Indonesia will next year take over the ASEAN chairmanship from Vietnam in a shift that is expected to raise the forum’s credentials on human rights and protection of migrant workers.
The 42-year-old regional grouping has fallen short of addressing human rights issues in recent years with Thailand chairing ASEAN in 2009 and Vietnam the current chair.
As chairs, Thailand has been rocked by anti-government protests that have put on hold many of the groups agendas, while Vietnam, a one-party state, has been reluctant in making high-level contact with civil groups in the region.
During the 16th ASEAN Summit in Hanoi last April, Vietnam refused to succeed a meeting between leaders and civil groups, which was first started in 2009.
Yuyun Wahyuningrum, a human rights activist and a consultant for Oxfam, said ASEAN’s agenda was driven by its chairman whenever the 10 members failed to reach a consensus.
“When ASEAN is chaired by a member with weak human rights records, we cannot expect to see much progress on the agenda brought forward by other members,” she said.
“As such, the sustainability of ASEAN’s agenda is actually put into question and Jakarta might need to push ahead with the rights agenda that has been lagging behind.”
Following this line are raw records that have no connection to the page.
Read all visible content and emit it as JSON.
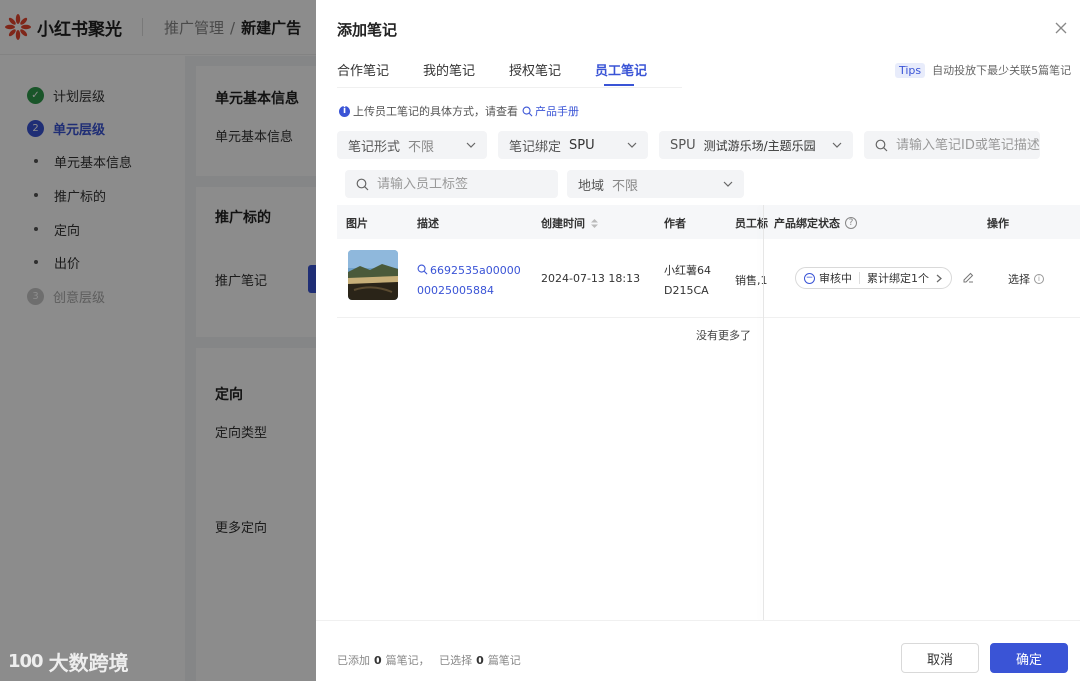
{
  "app": {
    "brand": "小红书聚光",
    "breadcrumb": {
      "parent": "推广管理",
      "separator": "/",
      "current": "新建广告"
    }
  },
  "leftnav": {
    "items": [
      {
        "label": "计划层级",
        "step": "✓"
      },
      {
        "label": "单元层级",
        "step": "2"
      },
      {
        "label": "单元基本信息"
      },
      {
        "label": "推广标的"
      },
      {
        "label": "定向"
      },
      {
        "label": "出价"
      },
      {
        "label": "创意层级",
        "step": "3"
      }
    ]
  },
  "background_cards": {
    "unit_basic": {
      "title": "单元基本信息",
      "field": "单元基本信息"
    },
    "target": {
      "title": "推广标的",
      "field": "推广笔记"
    },
    "targeting": {
      "title": "定向",
      "field": "定向类型",
      "more": "更多定向"
    }
  },
  "watermark": {
    "logo": "100",
    "text": "大数跨境"
  },
  "drawer": {
    "title": "添加笔记",
    "tabs": [
      "合作笔记",
      "我的笔记",
      "授权笔记",
      "员工笔记"
    ],
    "active_tab": 3,
    "tips": {
      "badge": "Tips",
      "text": "自动投放下最少关联5篇笔记"
    },
    "info": {
      "text": "上传员工笔记的具体方式，请查看",
      "link": "产品手册"
    },
    "filters": {
      "note_form": {
        "label": "笔记形式",
        "value": "不限"
      },
      "note_binding": {
        "label": "笔记绑定",
        "value": "SPU"
      },
      "spu": {
        "label": "SPU",
        "value": "测试游乐场/主题乐园"
      },
      "search": {
        "placeholder": "请输入笔记ID或笔记描述"
      },
      "staff_tag": {
        "placeholder": "请输入员工标签"
      },
      "region": {
        "label": "地域",
        "value": "不限"
      }
    },
    "table": {
      "headers": {
        "image": "图片",
        "desc": "描述",
        "created": "创建时间",
        "author": "作者",
        "staff_tag": "员工标",
        "binding_status": "产品绑定状态",
        "action": "操作"
      },
      "rows": [
        {
          "desc_line1": "6692535a00000",
          "desc_line2": "00025005884",
          "created": "2024-07-13 18:13",
          "author_line1": "小红薯64",
          "author_line2": "D215CA",
          "staff_tag": "销售,1",
          "status": "审核中",
          "bind_count": "累计绑定1个",
          "action": "选择"
        }
      ],
      "empty_more": "没有更多了"
    },
    "footer": {
      "added_prefix": "已添加",
      "added_count": "0",
      "added_suffix": "篇笔记，",
      "selected_prefix": "已选择",
      "selected_count": "0",
      "selected_suffix": "篇笔记",
      "cancel": "取消",
      "confirm": "确定"
    }
  }
}
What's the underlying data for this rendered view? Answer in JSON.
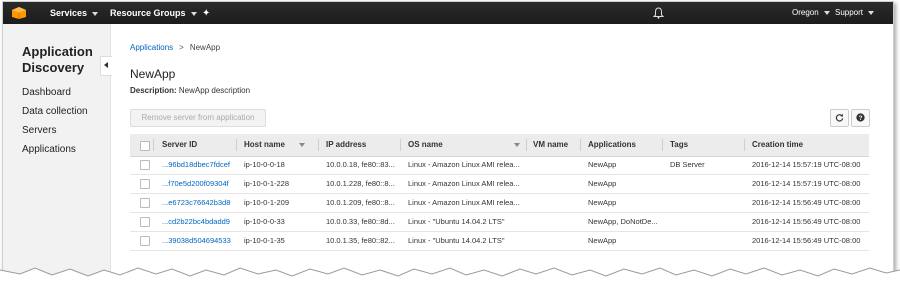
{
  "topbar": {
    "services_label": "Services",
    "resource_groups_label": "Resource Groups",
    "region_label": "Oregon",
    "support_label": "Support",
    "logo_icon": "aws-cube-icon",
    "pin_icon": "pin-icon",
    "bell_icon": "bell-icon"
  },
  "sidebar": {
    "title_line1": "Application",
    "title_line2": "Discovery",
    "items": [
      {
        "label": "Dashboard"
      },
      {
        "label": "Data collection"
      },
      {
        "label": "Servers"
      },
      {
        "label": "Applications"
      }
    ]
  },
  "breadcrumb": {
    "parent": "Applications",
    "sep": ">",
    "current": "NewApp"
  },
  "page": {
    "title": "NewApp",
    "description_label": "Description:",
    "description_value": "NewApp description"
  },
  "toolbar": {
    "remove_label": "Remove server from application"
  },
  "table": {
    "headers": {
      "server_id": "Server ID",
      "host_name": "Host name",
      "ip_address": "IP address",
      "os_name": "OS name",
      "vm_name": "VM name",
      "applications": "Applications",
      "tags": "Tags",
      "creation_time": "Creation time"
    },
    "rows": [
      {
        "server_id": "...96bd18dbec7fdcef",
        "host": "ip-10-0-0-18",
        "ip": "10.0.0.18, fe80::83...",
        "os": "Linux - Amazon Linux AMI relea...",
        "vm": "",
        "apps": "NewApp",
        "tags": "DB Server",
        "created": "2016-12-14 15:57:19 UTC-08:00"
      },
      {
        "server_id": "...f70e5d200f09304f",
        "host": "ip-10-0-1-228",
        "ip": "10.0.1.228, fe80::8...",
        "os": "Linux - Amazon Linux AMI relea...",
        "vm": "",
        "apps": "NewApp",
        "tags": "",
        "created": "2016-12-14 15:57:19 UTC-08:00"
      },
      {
        "server_id": "...e6723c76642b3d8",
        "host": "ip-10-0-1-209",
        "ip": "10.0.1.209, fe80::8...",
        "os": "Linux - Amazon Linux AMI relea...",
        "vm": "",
        "apps": "NewApp",
        "tags": "",
        "created": "2016-12-14 15:56:49 UTC-08:00"
      },
      {
        "server_id": "...cd2b22bc4bdadd9",
        "host": "ip-10-0-0-33",
        "ip": "10.0.0.33, fe80::8d...",
        "os": "Linux - \"Ubuntu 14.04.2 LTS\"",
        "vm": "",
        "apps": "NewApp, DoNotDe...",
        "tags": "",
        "created": "2016-12-14 15:56:49 UTC-08:00"
      },
      {
        "server_id": "...39038d504694533",
        "host": "ip-10-0-1-35",
        "ip": "10.0.1.35, fe80::82...",
        "os": "Linux - \"Ubuntu 14.04.2 LTS\"",
        "vm": "",
        "apps": "NewApp",
        "tags": "",
        "created": "2016-12-14 15:56:49 UTC-08:00"
      }
    ]
  },
  "colors": {
    "topbar": "#232f3e",
    "link": "#0066c0",
    "aws_orange": "#f90"
  }
}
Indonesia, scheduled to chair ASEAN in 2013, has asked to swap with Brunei for next year’s chairmanship because it is also slated to host the APEC summit in 2013.
Foreign Minister Marty Natalegawa said besides the scheduling conflict, Jakarta has decided to move forward its chairmanship period because it sought to “fill the vacuum of leadership in ASEAN”.
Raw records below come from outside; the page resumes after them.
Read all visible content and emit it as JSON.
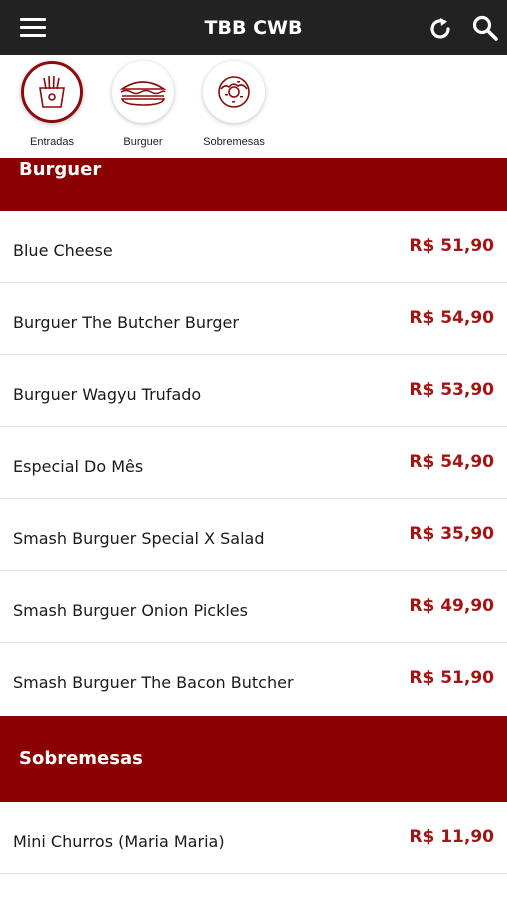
{
  "header": {
    "title": "TBB CWB"
  },
  "categories": [
    {
      "label": "Entradas",
      "icon": "fries-icon",
      "active": true
    },
    {
      "label": "Burguer",
      "icon": "sandwich-icon",
      "active": false
    },
    {
      "label": "Sobremesas",
      "icon": "donut-icon",
      "active": false
    }
  ],
  "sections": [
    {
      "title": "Burguer",
      "items": [
        {
          "name": "Blue Cheese",
          "price": "R$ 51,90"
        },
        {
          "name": "Burguer The Butcher Burger",
          "price": "R$ 54,90"
        },
        {
          "name": "Burguer Wagyu Trufado",
          "price": "R$ 53,90"
        },
        {
          "name": "Especial Do Mês",
          "price": "R$ 54,90"
        },
        {
          "name": "Smash Burguer Special X Salad",
          "price": "R$ 35,90"
        },
        {
          "name": "Smash Burguer Onion Pickles",
          "price": "R$ 49,90"
        },
        {
          "name": "Smash Burguer The Bacon Butcher",
          "price": "R$ 51,90"
        }
      ]
    },
    {
      "title": "Sobremesas",
      "items": [
        {
          "name": "Mini Churros (Maria Maria)",
          "price": "R$ 11,90"
        }
      ]
    }
  ],
  "colors": {
    "header_bg": "#222222",
    "section_bg": "#8b0000",
    "price": "#a31515"
  }
}
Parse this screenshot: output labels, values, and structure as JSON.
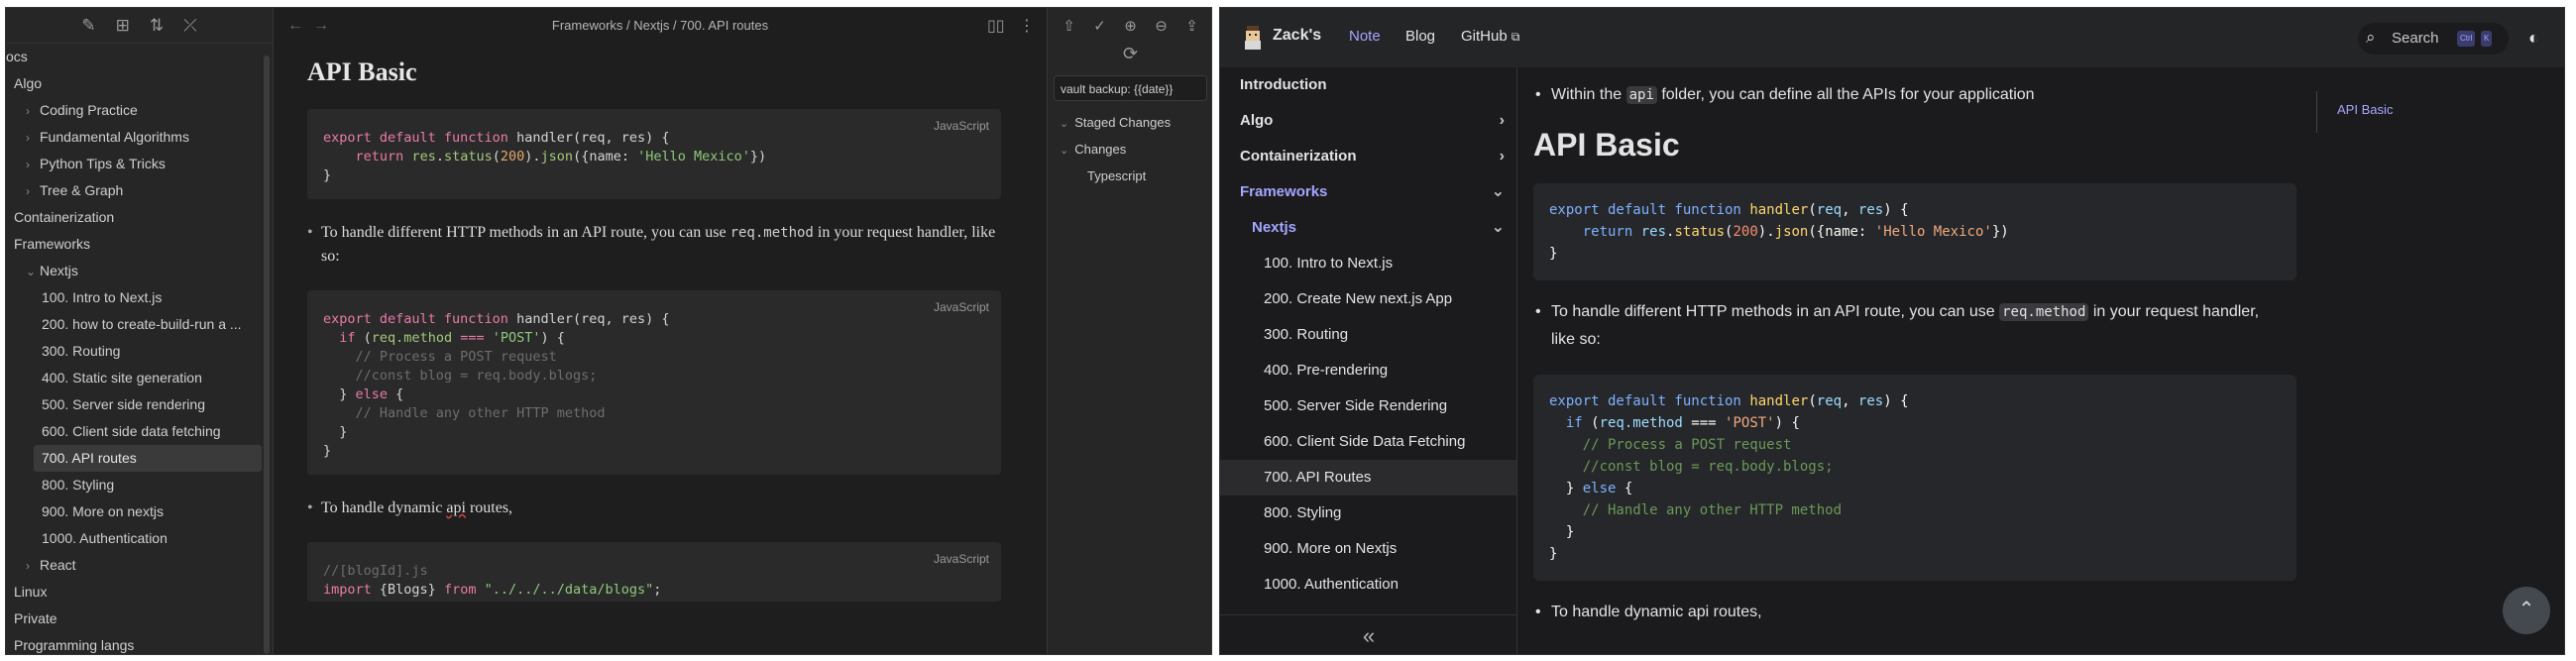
{
  "obsidian": {
    "tree": [
      {
        "label": "ocs",
        "indent": 0,
        "chev": ""
      },
      {
        "label": "Algo",
        "indent": 1,
        "chev": ""
      },
      {
        "label": "Coding Practice",
        "indent": 2,
        "chev": "›"
      },
      {
        "label": "Fundamental Algorithms",
        "indent": 2,
        "chev": "›"
      },
      {
        "label": "Python Tips & Tricks",
        "indent": 2,
        "chev": "›"
      },
      {
        "label": "Tree & Graph",
        "indent": 2,
        "chev": "›"
      },
      {
        "label": "Containerization",
        "indent": 1,
        "chev": ""
      },
      {
        "label": "Frameworks",
        "indent": 1,
        "chev": ""
      },
      {
        "label": "Nextjs",
        "indent": 2,
        "chev": "⌄"
      },
      {
        "label": "100. Intro to Next.js",
        "indent": 3,
        "chev": ""
      },
      {
        "label": "200. how to create-build-run a ...",
        "indent": 3,
        "chev": ""
      },
      {
        "label": "300. Routing",
        "indent": 3,
        "chev": ""
      },
      {
        "label": "400. Static site generation",
        "indent": 3,
        "chev": ""
      },
      {
        "label": "500. Server side rendering",
        "indent": 3,
        "chev": ""
      },
      {
        "label": "600. Client side data fetching",
        "indent": 3,
        "chev": ""
      },
      {
        "label": "700. API routes",
        "indent": 3,
        "chev": "",
        "active": true
      },
      {
        "label": "800. Styling",
        "indent": 3,
        "chev": ""
      },
      {
        "label": "900. More on nextjs",
        "indent": 3,
        "chev": ""
      },
      {
        "label": "1000. Authentication",
        "indent": 3,
        "chev": ""
      },
      {
        "label": "React",
        "indent": 2,
        "chev": "›"
      },
      {
        "label": "Linux",
        "indent": 1,
        "chev": ""
      },
      {
        "label": "Private",
        "indent": 1,
        "chev": ""
      },
      {
        "label": "Programming langs",
        "indent": 1,
        "chev": ""
      }
    ],
    "breadcrumb": "Frameworks / Nextjs / 700. API routes",
    "title": "API Basic",
    "lang_label": "JavaScript",
    "para1_a": "To handle different HTTP methods in an API route, you can use ",
    "para1_code": "req.method",
    "para1_b": " in your request handler, like so:",
    "para2_a": "To handle dynamic ",
    "para2_mis": "api",
    "para2_b": " routes,",
    "git_input": "vault backup: {{date}}",
    "git_staged": "Staged Changes",
    "git_changes": "Changes",
    "git_file": "Typescript"
  },
  "docs": {
    "brand": "Zack's",
    "nav_note": "Note",
    "nav_blog": "Blog",
    "nav_github": "GitHub",
    "search_label": "Search",
    "kbd_ctrl": "Ctrl",
    "kbd_k": "K",
    "sidebar": [
      {
        "label": "Introduction",
        "type": "top"
      },
      {
        "label": "Algo",
        "type": "top",
        "caret": "›"
      },
      {
        "label": "Containerization",
        "type": "top",
        "caret": "›"
      },
      {
        "label": "Frameworks",
        "type": "topcat",
        "caret": "⌄"
      },
      {
        "label": "Nextjs",
        "type": "subcat",
        "caret": "⌄"
      },
      {
        "label": "100. Intro to Next.js",
        "type": "leaf"
      },
      {
        "label": "200. Create New next.js App",
        "type": "leaf"
      },
      {
        "label": "300. Routing",
        "type": "leaf"
      },
      {
        "label": "400. Pre-rendering",
        "type": "leaf"
      },
      {
        "label": "500. Server Side Rendering",
        "type": "leaf"
      },
      {
        "label": "600. Client Side Data Fetching",
        "type": "leaf"
      },
      {
        "label": "700. API Routes",
        "type": "leaf",
        "active": true
      },
      {
        "label": "800. Styling",
        "type": "leaf"
      },
      {
        "label": "900. More on Nextjs",
        "type": "leaf"
      },
      {
        "label": "1000. Authentication",
        "type": "leaf"
      }
    ],
    "intro_a": "Within the ",
    "intro_code": "api",
    "intro_b": " folder, you can define all the APIs for your application",
    "title": "API Basic",
    "para1_a": "To handle different HTTP methods in an API route, you can use ",
    "para1_code": "req.method",
    "para1_b": " in your request handler, like so:",
    "para2": "To handle dynamic api routes,",
    "toc_item": "API Basic"
  }
}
Ade Padmo Sarwono, the Foreign Ministry’s director for ASEAN political and security affairs, said Tuesday Jakarta has been working on outlining its agenda, with the Myanmar elections likely to be included.
“We are still working on next year’s agenda. Rights issues, including the protection of migrant workers will be a part of it,” he said, adding Jakarta would host the meeting between leaders and civil groups when it chairs ASEAN in 2011.
Jakarta, together with Thailand, Myanmar and the Philippines, have been pushing for ASEAN to adopt legal protection for migrant workers despite reluctancy from Malaysia, Singapore and Brunei.
“Jakarta would push forward with agenda so that all member states adopt the legal protection instrument, which could cover both documented and undocumented migrants,” said Edi Yusuf, the Foreign Ministry’s director for economic cooperation for ASEAN.
“Some members have not yet agreed on the provision to protect undocumented migrants, but we see it as crucial because the number of those documented and undocumented are similar,” he said.
Yuyun said Indonesian leadership would also be put to the test when member state Myanmar wrapped up its first election in two decades late this year.
Although the election has been denounced as a sham by the international community and Myanmar’s main opposition party, ASEAN members have withheld tough criticisms of the reclusive nation.
“There is an expectation that when Indonesia assumes the chairmanship next year, it will place strong emphasis on post-election Myanmar and push forward with calls that the country embraces democracy and human rights as it has pledged,” said Yuyun.
A senior diplomat said Indonesia should play a strong leadership role next year, but warned of risks of being too progressive. The diplomat pointed to the recent move by Singapore to launch its own initiative of ASEAN+8, challenging Jakarta’s idea of expanding the East Asia Summit (EAS). Both forums plan to include the US and Russia to convene with 16 EAS members.
“Singapore has always consulted with us whenever it comes to ASEAN agenda because we share similar views on how ASEAN should progress. But the recent ASEAN+8 versus the expansion of the EAS showed that Singapore and Indonesia are no longer in the same boat. There is a fear that Indonesia is too progressive and is failing to meet the interests of other members.”